The Social Democratic Czechoslavonic party in Austria (Czech: Sociálně Demokratická strana Českoslovanská v Rakousku) was founded on 7 April 1878 in Austria-Hungary representing the Kingdom of Bohemia in the Austrian parliament. Its role in the political life of the empire was one of the factors that lead to the creation of independent Czechoslovak Republic. After the collapse of Austria-Hungary, the party became one of the leading parties of the first Czechoslovak Republic.

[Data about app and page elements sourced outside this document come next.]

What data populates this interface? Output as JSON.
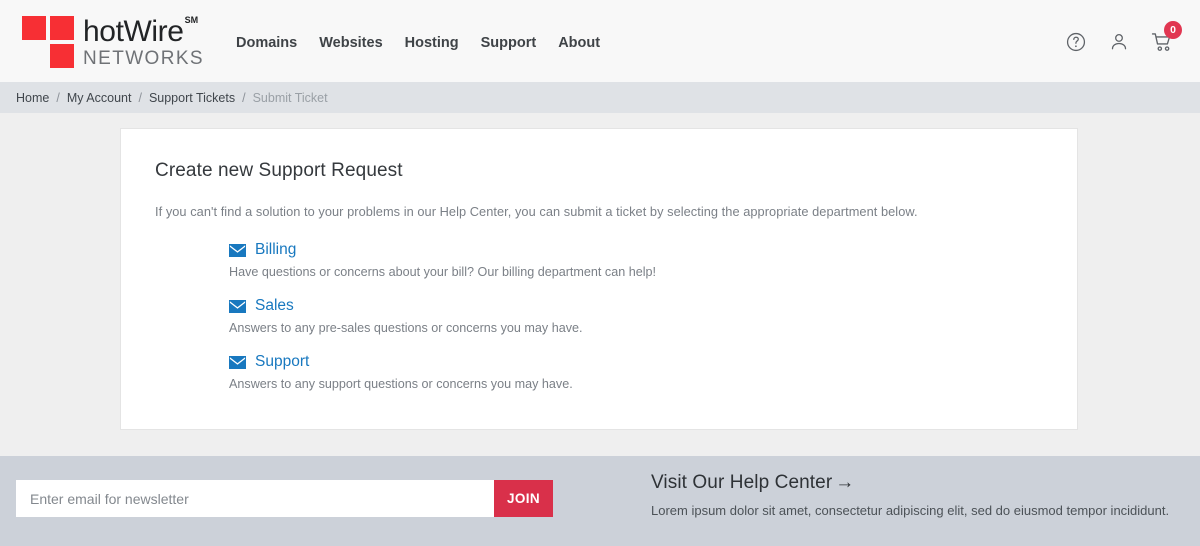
{
  "header": {
    "logo": {
      "word": "hotWire",
      "sm": "SM",
      "subtitle": "NETWORKS",
      "squares_icon": "logo-squares-icon"
    },
    "nav": [
      {
        "label": "Domains"
      },
      {
        "label": "Websites"
      },
      {
        "label": "Hosting"
      },
      {
        "label": "Support"
      },
      {
        "label": "About"
      }
    ],
    "icons": {
      "help": "help-circle-icon",
      "account": "user-icon",
      "cart": "shopping-cart-icon",
      "cart_count": "0"
    }
  },
  "breadcrumb": {
    "separator": "/",
    "items": [
      {
        "label": "Home",
        "current": false
      },
      {
        "label": "My Account",
        "current": false
      },
      {
        "label": "Support Tickets",
        "current": false
      },
      {
        "label": "Submit Ticket",
        "current": true
      }
    ]
  },
  "card": {
    "title": "Create new Support Request",
    "intro": "If you can't find a solution to your problems in our Help Center, you can submit a ticket by selecting the appropriate department below.",
    "departments": [
      {
        "icon": "envelope-icon",
        "name": "Billing",
        "description": "Have questions or concerns about your bill? Our billing department can help!"
      },
      {
        "icon": "envelope-icon",
        "name": "Sales",
        "description": "Answers to any pre-sales questions or concerns you may have."
      },
      {
        "icon": "envelope-icon",
        "name": "Support",
        "description": "Answers to any support questions or concerns you may have."
      }
    ]
  },
  "footer": {
    "newsletter": {
      "placeholder": "Enter email for newsletter",
      "value": "",
      "button_label": "JOIN"
    },
    "help_center": {
      "title": "Visit Our Help Center",
      "arrow": "→",
      "subtitle": "Lorem ipsum dolor sit amet, consectetur adipiscing elit, sed do eiusmod tempor incididunt."
    }
  },
  "colors": {
    "brand_red": "#f72f34",
    "accent_blue": "#1878bf",
    "join_red": "#d9304a",
    "badge_red": "#e13651",
    "page_bg": "#efefef",
    "footer_bg": "#ccd1d9",
    "breadcrumb_bg": "#dfe2e6",
    "header_bg": "#f8f8f8"
  }
}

During the occupation of Czechoslovakia by Nazi Germany, the party was officially abolished, but its members organised resistance movements illegally within the Protectorate of Bohemia and Moravia and abroad. After the re-establishment of the Czechoslovak Republic in 1945, the party returned to its pre-existing structure and became a member of the National Front. In 1948, after the Communist Party assumed the parliamentary majority, the Czech Social Democratic Party was abolished along with all other non-communist parties. Under the reformist environment in 1968, there were talks about allowing the recreation of a Social Democratic party, but Soviet intervention put an end to such ideas. It was only after the Velvet Revolution in 1989, when the party was recreated. Since the dissolution of Czechoslovakia, ČSSD has been one of the major political parties in the Czech Republic.
The current chairman of the party is Jiří Paroubek since 2006. His predecessor was Stanislav Gross from 26 June 2004 to 26 April 2005. Gross resigned after a scandal which arose due to his inability to explain the source of financial resources used to pay for his home. Gross's predecessor Vladimír Špidla was forced to resign in 2004 after the ČSSD lost in the 2004 European Parliamentary elections.

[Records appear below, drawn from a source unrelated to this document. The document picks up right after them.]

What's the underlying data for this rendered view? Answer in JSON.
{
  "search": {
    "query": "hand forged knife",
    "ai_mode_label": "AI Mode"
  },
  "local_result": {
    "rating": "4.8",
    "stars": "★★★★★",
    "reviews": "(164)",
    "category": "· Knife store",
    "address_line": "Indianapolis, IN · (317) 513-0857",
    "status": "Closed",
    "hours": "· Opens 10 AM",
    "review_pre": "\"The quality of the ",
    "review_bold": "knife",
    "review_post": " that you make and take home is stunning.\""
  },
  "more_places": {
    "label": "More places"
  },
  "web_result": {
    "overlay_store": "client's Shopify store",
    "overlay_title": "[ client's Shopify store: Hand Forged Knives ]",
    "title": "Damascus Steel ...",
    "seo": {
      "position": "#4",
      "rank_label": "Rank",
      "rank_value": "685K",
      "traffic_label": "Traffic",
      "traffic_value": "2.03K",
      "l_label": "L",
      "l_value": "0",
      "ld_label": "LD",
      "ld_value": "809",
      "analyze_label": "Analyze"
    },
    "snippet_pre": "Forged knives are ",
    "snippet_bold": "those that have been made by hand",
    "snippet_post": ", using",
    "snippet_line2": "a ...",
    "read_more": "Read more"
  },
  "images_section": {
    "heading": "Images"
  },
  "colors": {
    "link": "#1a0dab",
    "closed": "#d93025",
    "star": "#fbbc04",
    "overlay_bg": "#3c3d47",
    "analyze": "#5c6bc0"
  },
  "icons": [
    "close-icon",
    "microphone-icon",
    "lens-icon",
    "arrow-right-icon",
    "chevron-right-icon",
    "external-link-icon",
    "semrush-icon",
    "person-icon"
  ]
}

Following the 2010 legislative elections, the ČSSD gained 22.08% of the vote and became the largest party with 56 seats, but having failed to form a governing coalition, remained in opposition to a coalition of the ODS, conservative TOP 09 and conservative-liberal Public Affairs parties.